YOUR ASSIGNMENT:
Copy out each line below containing "data".

GIVEN RECORDS:

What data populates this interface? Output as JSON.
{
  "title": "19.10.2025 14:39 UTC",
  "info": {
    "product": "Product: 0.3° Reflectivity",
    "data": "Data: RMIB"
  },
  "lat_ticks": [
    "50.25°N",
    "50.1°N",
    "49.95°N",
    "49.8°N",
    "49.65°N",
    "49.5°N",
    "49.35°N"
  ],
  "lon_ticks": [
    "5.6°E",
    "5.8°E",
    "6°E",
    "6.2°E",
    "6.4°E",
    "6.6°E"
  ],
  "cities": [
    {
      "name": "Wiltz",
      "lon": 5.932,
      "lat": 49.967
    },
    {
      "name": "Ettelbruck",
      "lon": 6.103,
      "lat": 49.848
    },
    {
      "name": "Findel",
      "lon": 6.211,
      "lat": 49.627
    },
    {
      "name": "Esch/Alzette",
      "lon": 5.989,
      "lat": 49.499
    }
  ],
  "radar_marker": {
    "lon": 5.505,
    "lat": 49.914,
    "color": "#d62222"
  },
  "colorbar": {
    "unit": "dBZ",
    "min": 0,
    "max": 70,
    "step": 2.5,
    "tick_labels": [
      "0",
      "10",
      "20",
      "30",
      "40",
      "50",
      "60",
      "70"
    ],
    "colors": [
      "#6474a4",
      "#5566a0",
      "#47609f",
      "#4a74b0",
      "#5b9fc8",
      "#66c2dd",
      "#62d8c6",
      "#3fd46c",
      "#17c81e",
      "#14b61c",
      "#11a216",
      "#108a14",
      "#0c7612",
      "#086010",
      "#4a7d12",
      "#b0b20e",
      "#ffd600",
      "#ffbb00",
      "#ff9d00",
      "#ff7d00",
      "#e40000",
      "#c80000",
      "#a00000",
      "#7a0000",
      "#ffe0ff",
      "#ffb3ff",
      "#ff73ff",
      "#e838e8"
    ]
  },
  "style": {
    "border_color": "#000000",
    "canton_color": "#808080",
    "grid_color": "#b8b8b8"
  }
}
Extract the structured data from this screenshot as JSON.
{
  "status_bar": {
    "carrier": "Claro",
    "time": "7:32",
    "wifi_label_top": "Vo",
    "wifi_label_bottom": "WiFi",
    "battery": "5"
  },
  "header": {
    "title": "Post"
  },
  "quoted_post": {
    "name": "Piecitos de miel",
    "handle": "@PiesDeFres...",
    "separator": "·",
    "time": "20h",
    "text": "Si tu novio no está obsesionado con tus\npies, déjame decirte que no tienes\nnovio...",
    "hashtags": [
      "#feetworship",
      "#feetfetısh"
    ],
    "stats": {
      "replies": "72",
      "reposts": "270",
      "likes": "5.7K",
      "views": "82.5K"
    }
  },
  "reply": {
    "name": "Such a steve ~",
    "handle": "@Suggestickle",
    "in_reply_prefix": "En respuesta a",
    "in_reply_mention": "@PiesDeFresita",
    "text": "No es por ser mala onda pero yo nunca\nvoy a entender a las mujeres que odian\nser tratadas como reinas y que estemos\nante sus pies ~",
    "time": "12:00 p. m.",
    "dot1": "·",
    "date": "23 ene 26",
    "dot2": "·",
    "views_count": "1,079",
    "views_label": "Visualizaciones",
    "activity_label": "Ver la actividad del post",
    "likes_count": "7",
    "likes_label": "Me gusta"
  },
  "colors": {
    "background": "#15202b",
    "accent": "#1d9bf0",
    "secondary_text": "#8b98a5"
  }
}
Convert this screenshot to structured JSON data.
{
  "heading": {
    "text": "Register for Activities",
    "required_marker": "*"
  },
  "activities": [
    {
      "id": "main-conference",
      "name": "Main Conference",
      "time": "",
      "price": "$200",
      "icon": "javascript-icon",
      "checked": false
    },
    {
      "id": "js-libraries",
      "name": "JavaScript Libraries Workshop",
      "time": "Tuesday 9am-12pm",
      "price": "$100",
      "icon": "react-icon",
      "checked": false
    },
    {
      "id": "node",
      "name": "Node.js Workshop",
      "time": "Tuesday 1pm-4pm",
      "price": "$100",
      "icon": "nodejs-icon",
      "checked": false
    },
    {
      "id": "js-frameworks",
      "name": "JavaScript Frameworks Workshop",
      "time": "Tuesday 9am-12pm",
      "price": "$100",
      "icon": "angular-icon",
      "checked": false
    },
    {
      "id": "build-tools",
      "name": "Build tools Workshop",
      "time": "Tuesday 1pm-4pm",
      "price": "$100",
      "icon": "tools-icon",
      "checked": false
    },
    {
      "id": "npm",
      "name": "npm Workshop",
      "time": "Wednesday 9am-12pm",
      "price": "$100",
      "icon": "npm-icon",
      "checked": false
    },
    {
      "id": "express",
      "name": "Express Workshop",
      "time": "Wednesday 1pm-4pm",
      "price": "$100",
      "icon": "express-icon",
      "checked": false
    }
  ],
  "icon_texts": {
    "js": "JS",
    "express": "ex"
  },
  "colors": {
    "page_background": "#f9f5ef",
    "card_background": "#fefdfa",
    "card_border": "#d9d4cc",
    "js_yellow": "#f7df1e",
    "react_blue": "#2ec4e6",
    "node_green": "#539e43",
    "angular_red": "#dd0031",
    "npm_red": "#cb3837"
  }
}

EXERCISE OUTPUT:
What data populates this interface? Output as JSON.
    "data": "Data: RMIB"
Extract the structured data from this screenshot as JSON.
Convert this screenshot to structured JSON data.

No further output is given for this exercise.